Subclause 1 of Article 73 of the Constitution of the Maldives states that a candidate for membership or a sitting member of the parliament would be disqualified if he has a decreed debt which is not being paid as per court rulings.
Article 74 states that any question concerning the qualifications or removal of a member of the People’s Majlis shall be determined by the Supreme Court.
Both MPs Nashiz and Azim were elected to parliament in 2009 general elections, the same year in which the civil court ordered them to pay the BML debts. The case was accepted by Supreme Court on December 10.
Supreme Court decision ‘void ab initio’: Ibra
Following the decision, former MP and Chair of Drafting Committee of Constitutional Assembly (Special Majlis) Ibrahim ‘Ibra’ Ismail stated that the decision was “void ab initio” (void from the beginning).
“They cannot suspend the decisions of the parliament. Parliament should not adhere to the decisions of Supreme Court,” he said.
“Parliament is free to conduct its business anyway they want to. Only the public can reprimand the parliament,” he added.
Counsel General of Parliament Fathimath Filza and Parliamentary Speaker Abdulla Shahid were not responding to calls at time of press.
No one should meddle with the courts: Supreme Court
In a previous bid, the Supreme Court issued an order quashing the decision of Parliament’s Independent Institutions Oversight Committee to not recognize the legitimacy of the Hulhumale’ Magistrate Court.

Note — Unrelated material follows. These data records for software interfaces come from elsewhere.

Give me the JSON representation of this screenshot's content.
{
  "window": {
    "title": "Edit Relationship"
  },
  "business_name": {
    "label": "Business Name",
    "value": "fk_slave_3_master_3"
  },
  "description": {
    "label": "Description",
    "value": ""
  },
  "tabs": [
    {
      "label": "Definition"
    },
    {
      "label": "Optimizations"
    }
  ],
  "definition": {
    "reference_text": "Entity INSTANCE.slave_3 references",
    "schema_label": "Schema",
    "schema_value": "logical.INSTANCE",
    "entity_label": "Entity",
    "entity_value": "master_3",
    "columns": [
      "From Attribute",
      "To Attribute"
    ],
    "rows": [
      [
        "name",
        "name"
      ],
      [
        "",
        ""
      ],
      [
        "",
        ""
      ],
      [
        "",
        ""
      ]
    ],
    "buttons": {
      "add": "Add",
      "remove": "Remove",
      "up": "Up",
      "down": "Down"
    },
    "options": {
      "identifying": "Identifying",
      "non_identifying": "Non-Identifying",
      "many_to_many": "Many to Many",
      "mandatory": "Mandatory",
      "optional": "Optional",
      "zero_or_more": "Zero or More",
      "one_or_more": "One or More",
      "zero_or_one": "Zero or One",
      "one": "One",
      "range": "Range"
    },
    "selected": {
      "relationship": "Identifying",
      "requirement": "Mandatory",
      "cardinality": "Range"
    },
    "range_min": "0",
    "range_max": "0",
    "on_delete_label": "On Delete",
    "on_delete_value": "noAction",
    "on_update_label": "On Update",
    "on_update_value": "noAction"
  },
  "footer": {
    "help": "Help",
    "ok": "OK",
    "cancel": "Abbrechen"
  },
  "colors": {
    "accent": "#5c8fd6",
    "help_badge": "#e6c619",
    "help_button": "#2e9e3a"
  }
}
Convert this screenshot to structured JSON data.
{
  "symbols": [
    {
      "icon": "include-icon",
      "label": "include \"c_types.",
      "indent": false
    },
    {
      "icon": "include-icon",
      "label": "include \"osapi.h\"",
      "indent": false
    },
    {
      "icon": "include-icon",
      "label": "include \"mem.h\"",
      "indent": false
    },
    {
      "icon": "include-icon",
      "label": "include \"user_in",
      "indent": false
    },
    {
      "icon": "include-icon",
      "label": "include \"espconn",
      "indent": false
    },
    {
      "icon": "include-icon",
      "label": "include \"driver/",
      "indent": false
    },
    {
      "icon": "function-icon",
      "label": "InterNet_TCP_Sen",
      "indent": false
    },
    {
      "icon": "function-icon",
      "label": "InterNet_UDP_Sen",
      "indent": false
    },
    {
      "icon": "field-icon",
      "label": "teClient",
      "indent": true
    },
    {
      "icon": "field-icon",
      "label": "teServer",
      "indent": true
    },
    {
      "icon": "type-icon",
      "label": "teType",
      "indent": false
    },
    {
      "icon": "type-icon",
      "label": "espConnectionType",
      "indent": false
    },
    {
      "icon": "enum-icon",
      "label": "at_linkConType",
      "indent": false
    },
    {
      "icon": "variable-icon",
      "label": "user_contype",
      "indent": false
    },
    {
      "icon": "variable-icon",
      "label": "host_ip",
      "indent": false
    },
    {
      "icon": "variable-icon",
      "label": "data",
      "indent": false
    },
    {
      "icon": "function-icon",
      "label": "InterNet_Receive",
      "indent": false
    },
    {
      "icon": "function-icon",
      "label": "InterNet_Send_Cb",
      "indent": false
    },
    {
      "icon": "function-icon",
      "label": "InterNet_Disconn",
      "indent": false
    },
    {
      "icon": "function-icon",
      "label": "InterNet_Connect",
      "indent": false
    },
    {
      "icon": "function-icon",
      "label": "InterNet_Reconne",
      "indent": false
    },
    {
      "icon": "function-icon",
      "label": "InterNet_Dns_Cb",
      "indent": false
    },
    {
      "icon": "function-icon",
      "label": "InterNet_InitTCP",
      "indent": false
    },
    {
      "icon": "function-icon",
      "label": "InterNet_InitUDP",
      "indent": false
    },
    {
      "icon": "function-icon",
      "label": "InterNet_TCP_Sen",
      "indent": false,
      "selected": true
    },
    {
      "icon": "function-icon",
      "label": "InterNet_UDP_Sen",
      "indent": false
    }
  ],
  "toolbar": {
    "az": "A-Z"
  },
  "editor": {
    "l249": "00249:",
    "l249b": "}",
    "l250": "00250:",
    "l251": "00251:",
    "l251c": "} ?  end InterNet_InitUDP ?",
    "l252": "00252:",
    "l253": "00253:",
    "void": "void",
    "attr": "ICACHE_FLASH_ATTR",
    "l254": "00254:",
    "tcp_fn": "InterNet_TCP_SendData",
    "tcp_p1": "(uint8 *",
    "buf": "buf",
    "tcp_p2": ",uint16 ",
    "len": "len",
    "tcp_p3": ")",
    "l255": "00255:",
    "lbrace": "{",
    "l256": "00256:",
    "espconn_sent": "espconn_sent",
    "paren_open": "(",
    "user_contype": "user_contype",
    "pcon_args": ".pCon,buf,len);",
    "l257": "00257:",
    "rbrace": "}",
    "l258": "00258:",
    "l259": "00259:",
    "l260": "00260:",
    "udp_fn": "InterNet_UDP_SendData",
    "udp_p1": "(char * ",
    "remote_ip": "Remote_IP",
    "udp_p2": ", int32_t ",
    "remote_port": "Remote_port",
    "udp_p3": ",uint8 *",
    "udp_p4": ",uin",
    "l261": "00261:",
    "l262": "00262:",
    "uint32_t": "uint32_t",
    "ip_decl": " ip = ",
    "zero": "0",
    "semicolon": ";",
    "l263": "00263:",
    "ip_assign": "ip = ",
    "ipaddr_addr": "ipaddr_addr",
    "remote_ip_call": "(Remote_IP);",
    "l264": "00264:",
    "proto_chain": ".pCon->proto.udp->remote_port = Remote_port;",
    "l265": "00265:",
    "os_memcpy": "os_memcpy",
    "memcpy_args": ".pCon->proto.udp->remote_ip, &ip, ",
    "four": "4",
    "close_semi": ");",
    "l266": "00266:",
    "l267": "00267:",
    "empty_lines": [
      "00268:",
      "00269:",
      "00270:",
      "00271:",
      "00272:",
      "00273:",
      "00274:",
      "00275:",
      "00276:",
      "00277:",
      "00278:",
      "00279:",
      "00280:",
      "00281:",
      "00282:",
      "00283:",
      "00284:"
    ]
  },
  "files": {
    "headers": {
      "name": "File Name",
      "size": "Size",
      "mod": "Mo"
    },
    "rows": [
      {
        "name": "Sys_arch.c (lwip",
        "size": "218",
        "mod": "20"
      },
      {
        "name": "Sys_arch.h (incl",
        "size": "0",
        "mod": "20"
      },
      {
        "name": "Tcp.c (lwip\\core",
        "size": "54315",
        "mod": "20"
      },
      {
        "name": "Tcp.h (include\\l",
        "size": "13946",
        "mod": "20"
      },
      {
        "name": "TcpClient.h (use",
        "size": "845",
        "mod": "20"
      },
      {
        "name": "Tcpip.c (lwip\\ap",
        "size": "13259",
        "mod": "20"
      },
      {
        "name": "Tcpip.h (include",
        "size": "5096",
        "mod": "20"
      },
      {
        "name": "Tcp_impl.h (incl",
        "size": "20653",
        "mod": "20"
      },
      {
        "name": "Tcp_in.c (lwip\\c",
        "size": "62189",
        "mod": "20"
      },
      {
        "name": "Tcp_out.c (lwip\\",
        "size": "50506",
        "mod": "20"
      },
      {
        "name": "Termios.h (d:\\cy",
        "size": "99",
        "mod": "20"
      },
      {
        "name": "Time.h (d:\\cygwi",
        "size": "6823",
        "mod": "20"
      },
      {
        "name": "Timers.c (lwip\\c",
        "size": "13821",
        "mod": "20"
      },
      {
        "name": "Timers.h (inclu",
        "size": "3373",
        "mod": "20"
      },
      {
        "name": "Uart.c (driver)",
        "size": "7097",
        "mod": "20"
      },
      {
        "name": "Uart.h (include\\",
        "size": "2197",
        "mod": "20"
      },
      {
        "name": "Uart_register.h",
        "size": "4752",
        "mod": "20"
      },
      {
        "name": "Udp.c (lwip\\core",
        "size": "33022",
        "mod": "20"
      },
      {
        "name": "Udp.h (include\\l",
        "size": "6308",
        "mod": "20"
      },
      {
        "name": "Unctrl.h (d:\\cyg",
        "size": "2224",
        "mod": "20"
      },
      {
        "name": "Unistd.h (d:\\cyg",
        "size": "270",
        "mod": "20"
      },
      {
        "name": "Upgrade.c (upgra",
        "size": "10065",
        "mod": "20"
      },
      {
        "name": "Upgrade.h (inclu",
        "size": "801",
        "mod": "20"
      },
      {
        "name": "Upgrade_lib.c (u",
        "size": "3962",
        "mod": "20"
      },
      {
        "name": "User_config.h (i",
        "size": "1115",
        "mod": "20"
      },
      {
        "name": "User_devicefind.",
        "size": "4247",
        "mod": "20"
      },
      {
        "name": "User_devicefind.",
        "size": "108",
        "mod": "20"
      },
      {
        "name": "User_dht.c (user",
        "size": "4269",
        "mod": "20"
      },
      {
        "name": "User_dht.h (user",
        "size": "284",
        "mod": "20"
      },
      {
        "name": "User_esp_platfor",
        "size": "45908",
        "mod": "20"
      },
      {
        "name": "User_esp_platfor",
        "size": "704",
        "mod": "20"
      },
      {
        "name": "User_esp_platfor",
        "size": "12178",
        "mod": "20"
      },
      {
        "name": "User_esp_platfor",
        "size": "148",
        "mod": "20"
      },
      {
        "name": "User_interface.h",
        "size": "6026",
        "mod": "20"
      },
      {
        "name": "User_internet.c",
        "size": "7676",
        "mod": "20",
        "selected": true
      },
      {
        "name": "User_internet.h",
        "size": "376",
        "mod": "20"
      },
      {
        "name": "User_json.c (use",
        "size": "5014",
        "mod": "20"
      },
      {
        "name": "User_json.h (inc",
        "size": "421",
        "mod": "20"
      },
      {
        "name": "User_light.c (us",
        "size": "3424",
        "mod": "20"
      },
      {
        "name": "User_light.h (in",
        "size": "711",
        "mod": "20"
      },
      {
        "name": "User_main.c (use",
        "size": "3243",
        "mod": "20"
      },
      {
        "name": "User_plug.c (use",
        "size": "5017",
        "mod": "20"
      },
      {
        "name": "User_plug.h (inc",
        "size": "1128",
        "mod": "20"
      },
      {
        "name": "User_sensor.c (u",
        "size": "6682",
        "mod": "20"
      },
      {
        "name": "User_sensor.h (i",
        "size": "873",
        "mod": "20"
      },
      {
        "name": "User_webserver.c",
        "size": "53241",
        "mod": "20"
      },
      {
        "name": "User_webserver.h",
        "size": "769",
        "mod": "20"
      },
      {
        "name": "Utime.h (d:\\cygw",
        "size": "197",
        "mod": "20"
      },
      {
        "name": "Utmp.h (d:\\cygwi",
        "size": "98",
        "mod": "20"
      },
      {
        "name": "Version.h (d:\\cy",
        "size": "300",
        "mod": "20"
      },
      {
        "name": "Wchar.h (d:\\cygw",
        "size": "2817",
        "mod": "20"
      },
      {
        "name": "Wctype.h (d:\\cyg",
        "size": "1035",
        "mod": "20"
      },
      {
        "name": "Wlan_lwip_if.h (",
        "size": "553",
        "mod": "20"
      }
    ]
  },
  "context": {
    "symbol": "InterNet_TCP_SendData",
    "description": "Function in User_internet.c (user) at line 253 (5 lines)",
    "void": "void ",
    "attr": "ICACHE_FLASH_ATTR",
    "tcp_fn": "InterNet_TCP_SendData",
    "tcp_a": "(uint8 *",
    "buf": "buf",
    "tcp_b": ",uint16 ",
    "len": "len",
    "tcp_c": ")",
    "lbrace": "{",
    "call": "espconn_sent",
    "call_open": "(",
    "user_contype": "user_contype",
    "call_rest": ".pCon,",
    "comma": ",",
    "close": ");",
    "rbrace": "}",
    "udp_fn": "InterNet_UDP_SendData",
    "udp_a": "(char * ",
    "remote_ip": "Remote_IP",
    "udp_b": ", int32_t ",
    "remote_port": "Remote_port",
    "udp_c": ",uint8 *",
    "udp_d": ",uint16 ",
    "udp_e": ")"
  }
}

Supreme Court in the order stated that while the Maldivian constitutional system broadly entertained the principle of separation of powers, no one power of the state can go beyond the limits set out in the constitution.
“According to articles 5, 6 and 7 of the constitution that came to force on 7 August 2008, the Maldivian constitutional system has explicitly set out that the executive power, legislative power and the judicial power is independent from one another and the boundaries of each power being clearly set out, it is unconstitutional for one power of the state to go beyond its constitutional boundaries as stated in article 8 of the constitution,” read the order.
The Supreme Court also in its order maintained that as per the constitution, the judicial power of the state was the sole constitutional authority in settling legal disputes between the institutions of the state or private parties.
“The judiciary established under the constitution is an independent and impartial institution and that all public institutions shall protect and uphold this independence and impartiality and therefore no institution shall interfere or influence the functioning of the courts,” it added.
Speaking to Minivan News yesterday, Former Foreign Minister and UN Special Rapporteur on Human Rights in Iran Dr Ahmed Shaheed identified the “pathetic state of the judiciary” as one of the key human rights concerns he believed needed to be addressed in the Maldives.
“[The judiciary] is not only corrupt, but also coming under the influence of radical Islam, even to the extent of violating codified laws of the Maldives and clear international obligations,” Dr Shaheed claimed yesterday.
“Disregard for rule of law has also meant that a culture of impunity is deeply entrenched, rendering many of the human rights of the people meaningless.”